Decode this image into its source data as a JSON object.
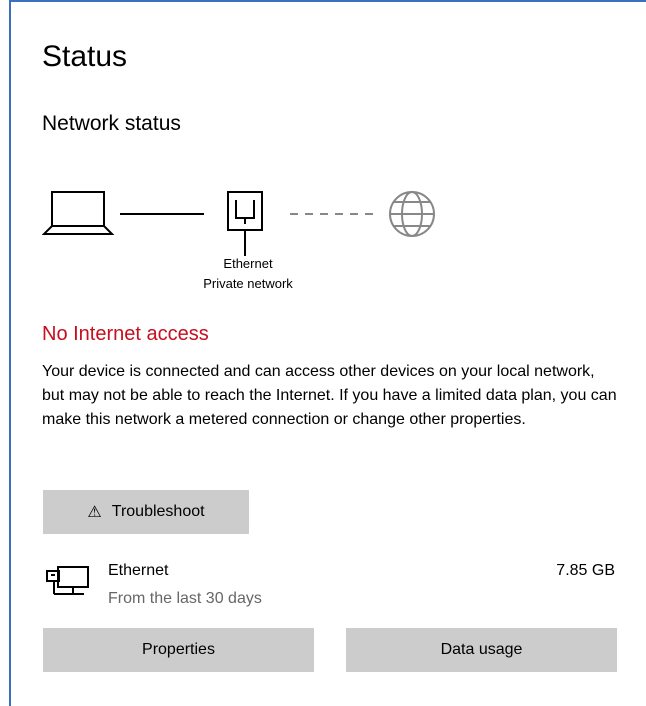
{
  "page": {
    "title": "Status"
  },
  "network": {
    "section_title": "Network status",
    "connection_name": "Ethernet",
    "connection_type": "Private network",
    "status_heading": "No Internet access",
    "status_description": "Your device is connected and can access other devices on your local network, but may not be able to reach the Internet. If you have a limited data plan, you can make this network a metered connection or change other properties.",
    "status_color": "#c50f1f"
  },
  "actions": {
    "troubleshoot_label": "Troubleshoot",
    "troubleshoot_icon": "warning-icon"
  },
  "usage": {
    "adapter_name": "Ethernet",
    "period": "From the last 30 days",
    "amount": "7.85 GB",
    "adapter_icon": "ethernet-adapter-icon"
  },
  "buttons": {
    "properties_label": "Properties",
    "data_usage_label": "Data usage"
  },
  "colors": {
    "frame_accent": "#3b6fc0",
    "button_bg": "#cccccc"
  }
}
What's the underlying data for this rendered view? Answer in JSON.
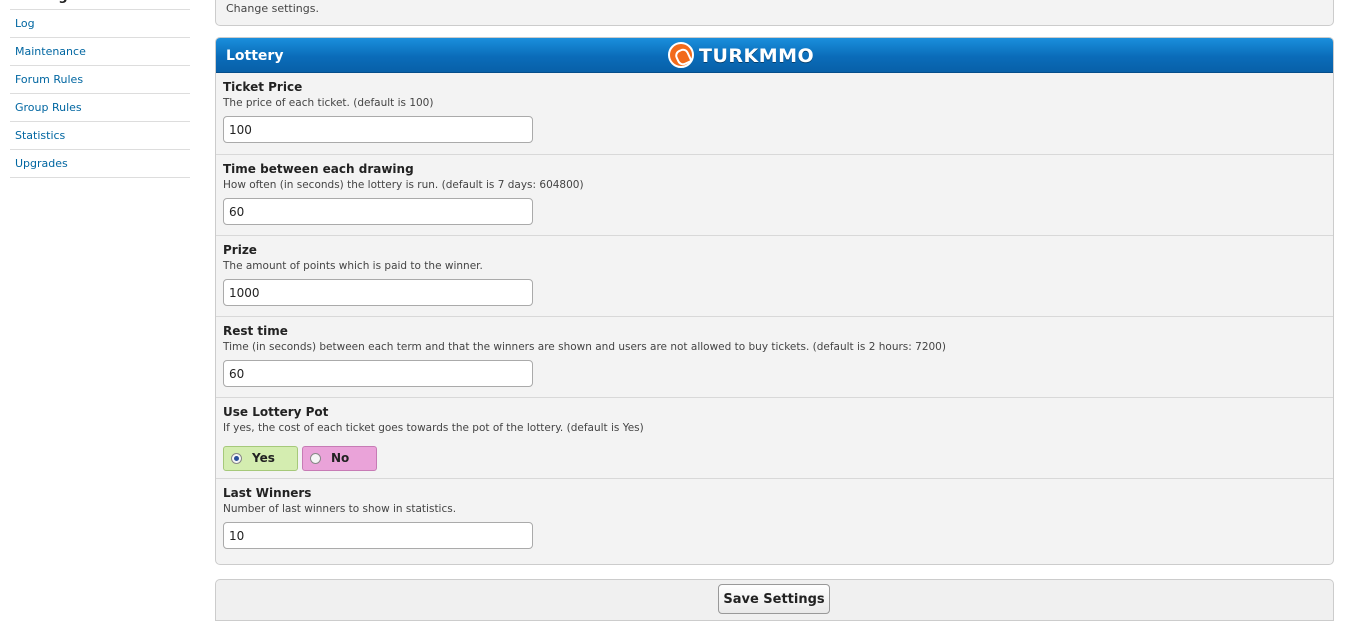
{
  "sidebar": {
    "heading": "Settings",
    "items": [
      {
        "label": "Log"
      },
      {
        "label": "Maintenance"
      },
      {
        "label": "Forum Rules"
      },
      {
        "label": "Group Rules"
      },
      {
        "label": "Statistics"
      },
      {
        "label": "Upgrades"
      }
    ]
  },
  "top_box": {
    "description": "Change settings."
  },
  "panel": {
    "title": "Lottery",
    "logo_text": "TURKMMO",
    "fields": [
      {
        "label": "Ticket Price",
        "help": "The price of each ticket. (default is 100)",
        "value": "100"
      },
      {
        "label": "Time between each drawing",
        "help": "How often (in seconds) the lottery is run. (default is 7 days: 604800)",
        "value": "60"
      },
      {
        "label": "Prize",
        "help": "The amount of points which is paid to the winner.",
        "value": "1000"
      },
      {
        "label": "Rest time",
        "help": "Time (in seconds) between each term and that the winners are shown and users are not allowed to buy tickets. (default is 2 hours: 7200)",
        "value": "60"
      }
    ],
    "pot": {
      "label": "Use Lottery Pot",
      "help": "If yes, the cost of each ticket goes towards the pot of the lottery. (default is Yes)",
      "yes_label": "Yes",
      "no_label": "No",
      "selected": "Yes"
    },
    "last_winners": {
      "label": "Last Winners",
      "help": "Number of last winners to show in statistics.",
      "value": "10"
    }
  },
  "footer": {
    "save_label": "Save Settings"
  },
  "colors": {
    "header_blue": "#0a6cb9",
    "link_blue": "#0066a1",
    "yes_green": "#d4edb0",
    "no_pink": "#eaa3d9",
    "logo_orange": "#f26a1b"
  }
}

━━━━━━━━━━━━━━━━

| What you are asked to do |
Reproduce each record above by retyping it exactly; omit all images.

| Exercise response |
Decode this image into its source data as a JSON object.
{
  "page": {
    "title": "Status"
  },
  "network": {
    "section_title": "Network status",
    "connection_name": "Ethernet",
    "connection_type": "Private network",
    "status_heading": "No Internet access",
    "status_description": "Your device is connected and can access other devices on your local network, but may not be able to reach the Internet. If you have a limited data plan, you can make this network a metered connection or change other properties.",
    "status_color": "#c50f1f"
  },
  "actions": {
    "troubleshoot_label": "Troubleshoot",
    "troubleshoot_icon": "warning-icon"
  },
  "usage": {
    "adapter_name": "Ethernet",
    "period": "From the last 30 days",
    "amount": "7.85 GB",
    "adapter_icon": "ethernet-adapter-icon"
  },
  "buttons": {
    "properties_label": "Properties",
    "data_usage_label": "Data usage"
  },
  "colors": {
    "frame_accent": "#3b6fc0",
    "button_bg": "#cccccc"
  }
}
What's the underlying data for this rendered view? Answer in JSON.
{
  "sidebar": {
    "heading": "Settings",
    "items": [
      {
        "label": "Log"
      },
      {
        "label": "Maintenance"
      },
      {
        "label": "Forum Rules"
      },
      {
        "label": "Group Rules"
      },
      {
        "label": "Statistics"
      },
      {
        "label": "Upgrades"
      }
    ]
  },
  "top_box": {
    "description": "Change settings."
  },
  "panel": {
    "title": "Lottery",
    "logo_text": "TURKMMO",
    "fields": [
      {
        "label": "Ticket Price",
        "help": "The price of each ticket. (default is 100)",
        "value": "100"
      },
      {
        "label": "Time between each drawing",
        "help": "How often (in seconds) the lottery is run. (default is 7 days: 604800)",
        "value": "60"
      },
      {
        "label": "Prize",
        "help": "The amount of points which is paid to the winner.",
        "value": "1000"
      },
      {
        "label": "Rest time",
        "help": "Time (in seconds) between each term and that the winners are shown and users are not allowed to buy tickets. (default is 2 hours: 7200)",
        "value": "60"
      }
    ],
    "pot": {
      "label": "Use Lottery Pot",
      "help": "If yes, the cost of each ticket goes towards the pot of the lottery. (default is Yes)",
      "yes_label": "Yes",
      "no_label": "No",
      "selected": "Yes"
    },
    "last_winners": {
      "label": "Last Winners",
      "help": "Number of last winners to show in statistics.",
      "value": "10"
    }
  },
  "footer": {
    "save_label": "Save Settings"
  },
  "colors": {
    "header_blue": "#0a6cb9",
    "link_blue": "#0066a1",
    "yes_green": "#d4edb0",
    "no_pink": "#eaa3d9",
    "logo_orange": "#f26a1b"
  }
}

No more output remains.